* Activity
Could each record be restated word for word?

* Available data
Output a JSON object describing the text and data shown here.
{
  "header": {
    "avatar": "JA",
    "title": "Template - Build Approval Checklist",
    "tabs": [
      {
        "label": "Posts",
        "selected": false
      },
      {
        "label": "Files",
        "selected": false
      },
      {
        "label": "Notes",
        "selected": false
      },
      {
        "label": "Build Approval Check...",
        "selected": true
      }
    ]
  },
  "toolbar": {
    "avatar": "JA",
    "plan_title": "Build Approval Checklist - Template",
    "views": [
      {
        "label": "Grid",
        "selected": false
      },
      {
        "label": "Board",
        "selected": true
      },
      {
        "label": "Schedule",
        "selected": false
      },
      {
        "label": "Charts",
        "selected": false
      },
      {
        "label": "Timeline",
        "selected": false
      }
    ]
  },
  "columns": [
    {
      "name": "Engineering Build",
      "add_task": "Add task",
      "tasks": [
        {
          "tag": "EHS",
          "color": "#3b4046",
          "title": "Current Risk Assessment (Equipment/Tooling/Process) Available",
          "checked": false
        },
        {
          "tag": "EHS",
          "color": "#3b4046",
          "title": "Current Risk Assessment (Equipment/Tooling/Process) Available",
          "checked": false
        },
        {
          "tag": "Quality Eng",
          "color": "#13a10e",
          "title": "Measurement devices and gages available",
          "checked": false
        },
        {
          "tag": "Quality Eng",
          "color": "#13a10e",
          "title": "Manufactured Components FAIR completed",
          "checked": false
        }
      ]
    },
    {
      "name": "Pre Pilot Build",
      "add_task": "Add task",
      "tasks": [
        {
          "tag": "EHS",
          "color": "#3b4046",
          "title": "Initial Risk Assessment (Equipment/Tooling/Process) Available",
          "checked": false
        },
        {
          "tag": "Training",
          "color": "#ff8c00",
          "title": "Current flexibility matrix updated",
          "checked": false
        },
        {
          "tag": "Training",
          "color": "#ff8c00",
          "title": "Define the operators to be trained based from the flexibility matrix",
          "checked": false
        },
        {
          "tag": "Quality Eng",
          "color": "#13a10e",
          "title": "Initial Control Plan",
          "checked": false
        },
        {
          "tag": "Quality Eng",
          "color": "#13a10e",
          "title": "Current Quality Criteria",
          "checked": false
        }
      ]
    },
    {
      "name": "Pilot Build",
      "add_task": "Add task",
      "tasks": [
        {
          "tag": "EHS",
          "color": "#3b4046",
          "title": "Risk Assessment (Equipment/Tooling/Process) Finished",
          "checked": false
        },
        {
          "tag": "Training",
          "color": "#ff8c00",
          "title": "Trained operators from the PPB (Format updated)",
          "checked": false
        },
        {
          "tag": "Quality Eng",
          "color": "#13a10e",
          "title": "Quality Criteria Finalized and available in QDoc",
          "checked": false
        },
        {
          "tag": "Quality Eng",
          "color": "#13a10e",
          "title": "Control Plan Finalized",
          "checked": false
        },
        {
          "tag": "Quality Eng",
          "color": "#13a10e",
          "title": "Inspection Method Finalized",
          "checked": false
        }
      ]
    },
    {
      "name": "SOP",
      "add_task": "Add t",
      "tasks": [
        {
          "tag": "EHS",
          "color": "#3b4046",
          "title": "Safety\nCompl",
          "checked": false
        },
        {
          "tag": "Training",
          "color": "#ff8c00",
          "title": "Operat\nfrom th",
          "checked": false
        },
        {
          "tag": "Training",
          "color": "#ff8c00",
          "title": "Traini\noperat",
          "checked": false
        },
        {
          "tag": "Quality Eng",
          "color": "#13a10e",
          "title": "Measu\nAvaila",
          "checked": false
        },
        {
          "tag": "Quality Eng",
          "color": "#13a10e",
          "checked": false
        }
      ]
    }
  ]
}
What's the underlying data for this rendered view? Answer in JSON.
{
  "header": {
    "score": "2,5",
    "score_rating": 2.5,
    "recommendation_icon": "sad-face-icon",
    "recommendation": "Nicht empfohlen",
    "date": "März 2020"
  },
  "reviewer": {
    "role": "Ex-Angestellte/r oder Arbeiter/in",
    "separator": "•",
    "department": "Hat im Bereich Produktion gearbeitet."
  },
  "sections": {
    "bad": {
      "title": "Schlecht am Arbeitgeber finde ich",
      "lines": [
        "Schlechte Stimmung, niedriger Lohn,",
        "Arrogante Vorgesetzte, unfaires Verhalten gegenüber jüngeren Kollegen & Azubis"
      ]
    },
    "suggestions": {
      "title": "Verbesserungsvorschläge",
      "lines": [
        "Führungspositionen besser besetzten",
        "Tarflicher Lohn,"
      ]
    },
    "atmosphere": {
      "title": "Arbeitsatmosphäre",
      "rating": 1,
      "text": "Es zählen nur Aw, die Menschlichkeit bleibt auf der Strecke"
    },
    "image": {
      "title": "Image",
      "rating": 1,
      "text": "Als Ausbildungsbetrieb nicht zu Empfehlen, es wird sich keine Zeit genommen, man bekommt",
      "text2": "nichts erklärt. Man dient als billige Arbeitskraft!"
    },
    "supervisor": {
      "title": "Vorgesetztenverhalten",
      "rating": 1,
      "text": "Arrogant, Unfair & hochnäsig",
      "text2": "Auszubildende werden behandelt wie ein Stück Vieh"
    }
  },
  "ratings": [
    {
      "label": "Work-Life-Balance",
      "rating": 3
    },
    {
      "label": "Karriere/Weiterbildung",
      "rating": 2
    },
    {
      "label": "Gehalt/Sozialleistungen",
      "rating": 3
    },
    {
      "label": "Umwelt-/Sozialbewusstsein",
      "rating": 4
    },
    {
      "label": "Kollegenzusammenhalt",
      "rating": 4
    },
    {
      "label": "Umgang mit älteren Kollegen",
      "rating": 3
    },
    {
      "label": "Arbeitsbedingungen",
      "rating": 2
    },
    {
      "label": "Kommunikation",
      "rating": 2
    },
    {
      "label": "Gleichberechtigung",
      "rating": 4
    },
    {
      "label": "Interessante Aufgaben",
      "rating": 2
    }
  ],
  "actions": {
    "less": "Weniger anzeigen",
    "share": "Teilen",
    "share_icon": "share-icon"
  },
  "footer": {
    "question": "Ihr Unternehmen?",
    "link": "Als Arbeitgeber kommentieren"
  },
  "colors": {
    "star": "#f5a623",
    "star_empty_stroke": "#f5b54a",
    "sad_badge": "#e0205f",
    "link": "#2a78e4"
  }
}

* Completed task
Output a JSON object describing the text and data shown here.
{
  "header": {
    "avatar": "JA",
    "title": "Template - Build Approval Checklist",
    "tabs": [
      {
        "label": "Posts",
        "selected": false
      },
      {
        "label": "Files",
        "selected": false
      },
      {
        "label": "Notes",
        "selected": false
      },
      {
        "label": "Build Approval Check...",
        "selected": true
      }
    ]
  },
  "toolbar": {
    "avatar": "JA",
    "plan_title": "Build Approval Checklist - Template",
    "views": [
      {
        "label": "Grid",
        "selected": false
      },
      {
        "label": "Board",
        "selected": true
      },
      {
        "label": "Schedule",
        "selected": false
      },
      {
        "label": "Charts",
        "selected": false
      },
      {
        "label": "Timeline",
        "selected": false
      }
    ]
  },
  "columns": [
    {
      "name": "Engineering Build",
      "add_task": "Add task",
      "tasks": [
        {
          "tag": "EHS",
          "color": "#3b4046",
          "title": "Current Risk Assessment (Equipment/Tooling/Process) Available",
          "checked": false
        },
        {
          "tag": "EHS",
          "color": "#3b4046",
          "title": "Current Risk Assessment (Equipment/Tooling/Process) Available",
          "checked": false
        },
        {
          "tag": "Quality Eng",
          "color": "#13a10e",
          "title": "Measurement devices and gages available",
          "checked": false
        },
        {
          "tag": "Quality Eng",
          "color": "#13a10e",
          "title": "Manufactured Components FAIR completed",
          "checked": false
        }
      ]
    },
    {
      "name": "Pre Pilot Build",
      "add_task": "Add task",
      "tasks": [
        {
          "tag": "EHS",
          "color": "#3b4046",
          "title": "Initial Risk Assessment (Equipment/Tooling/Process) Available",
          "checked": false
        },
        {
          "tag": "Training",
          "color": "#ff8c00",
          "title": "Current flexibility matrix updated",
          "checked": false
        },
        {
          "tag": "Training",
          "color": "#ff8c00",
          "title": "Define the operators to be trained based from the flexibility matrix",
          "checked": false
        },
        {
          "tag": "Quality Eng",
          "color": "#13a10e",
          "title": "Initial Control Plan",
          "checked": false
        },
        {
          "tag": "Quality Eng",
          "color": "#13a10e",
          "title": "Current Quality Criteria",
          "checked": false
        }
      ]
    },
    {
      "name": "Pilot Build",
      "add_task": "Add task",
      "tasks": [
        {
          "tag": "EHS",
          "color": "#3b4046",
          "title": "Risk Assessment (Equipment/Tooling/Process) Finished",
          "checked": false
        },
        {
          "tag": "Training",
          "color": "#ff8c00",
          "title": "Trained operators from the PPB (Format updated)",
          "checked": false
        },
        {
          "tag": "Quality Eng",
          "color": "#13a10e",
          "title": "Quality Criteria Finalized and available in QDoc",
          "checked": false
        },
        {
          "tag": "Quality Eng",
          "color": "#13a10e",
          "title": "Control Plan Finalized",
          "checked": false
        },
        {
          "tag": "Quality Eng",
          "color": "#13a10e",
          "title": "Inspection Method Finalized",
          "checked": false
        }
      ]
    },
    {
      "name": "SOP",
      "add_task": "Add t",
      "tasks": [
        {
          "tag": "EHS",
          "color": "#3b4046",
          "title": "Safety\nCompl",
          "checked": false
        },
        {
          "tag": "Training",
          "color": "#ff8c00",
          "title": "Operat\nfrom th",
          "checked": false
        },
        {
          "tag": "Training",
          "color": "#ff8c00",
          "title": "Traini\noperat",
          "checked": false
        },
        {
          "tag": "Quality Eng",
          "color": "#13a10e",
          "title": "Measu\nAvaila",
          "checked": false
        },
        {
          "tag": "Quality Eng",
          "color": "#13a10e",
          "checked": false
        }
      ]
    }
  ]
}
What's the underlying data for this rendered view? Answer in JSON.
{
  "header": {
    "score": "2,5",
    "score_rating": 2.5,
    "recommendation_icon": "sad-face-icon",
    "recommendation": "Nicht empfohlen",
    "date": "März 2020"
  },
  "reviewer": {
    "role": "Ex-Angestellte/r oder Arbeiter/in",
    "separator": "•",
    "department": "Hat im Bereich Produktion gearbeitet."
  },
  "sections": {
    "bad": {
      "title": "Schlecht am Arbeitgeber finde ich",
      "lines": [
        "Schlechte Stimmung, niedriger Lohn,",
        "Arrogante Vorgesetzte, unfaires Verhalten gegenüber jüngeren Kollegen & Azubis"
      ]
    },
    "suggestions": {
      "title": "Verbesserungsvorschläge",
      "lines": [
        "Führungspositionen besser besetzten",
        "Tarflicher Lohn,"
      ]
    },
    "atmosphere": {
      "title": "Arbeitsatmosphäre",
      "rating": 1,
      "text": "Es zählen nur Aw, die Menschlichkeit bleibt auf der Strecke"
    },
    "image": {
      "title": "Image",
      "rating": 1,
      "text": "Als Ausbildungsbetrieb nicht zu Empfehlen, es wird sich keine Zeit genommen, man bekommt",
      "text2": "nichts erklärt. Man dient als billige Arbeitskraft!"
    },
    "supervisor": {
      "title": "Vorgesetztenverhalten",
      "rating": 1,
      "text": "Arrogant, Unfair & hochnäsig",
      "text2": "Auszubildende werden behandelt wie ein Stück Vieh"
    }
  },
  "ratings": [
    {
      "label": "Work-Life-Balance",
      "rating": 3
    },
    {
      "label": "Karriere/Weiterbildung",
      "rating": 2
    },
    {
      "label": "Gehalt/Sozialleistungen",
      "rating": 3
    },
    {
      "label": "Umwelt-/Sozialbewusstsein",
      "rating": 4
    },
    {
      "label": "Kollegenzusammenhalt",
      "rating": 4
    },
    {
      "label": "Umgang mit älteren Kollegen",
      "rating": 3
    },
    {
      "label": "Arbeitsbedingungen",
      "rating": 2
    },
    {
      "label": "Kommunikation",
      "rating": 2
    },
    {
      "label": "Gleichberechtigung",
      "rating": 4
    },
    {
      "label": "Interessante Aufgaben",
      "rating": 2
    }
  ],
  "actions": {
    "less": "Weniger anzeigen",
    "share": "Teilen",
    "share_icon": "share-icon"
  },
  "footer": {
    "question": "Ihr Unternehmen?",
    "link": "Als Arbeitgeber kommentieren"
  },
  "colors": {
    "star": "#f5a623",
    "star_empty_stroke": "#f5b54a",
    "sad_badge": "#e0205f",
    "link": "#2a78e4"
  }
}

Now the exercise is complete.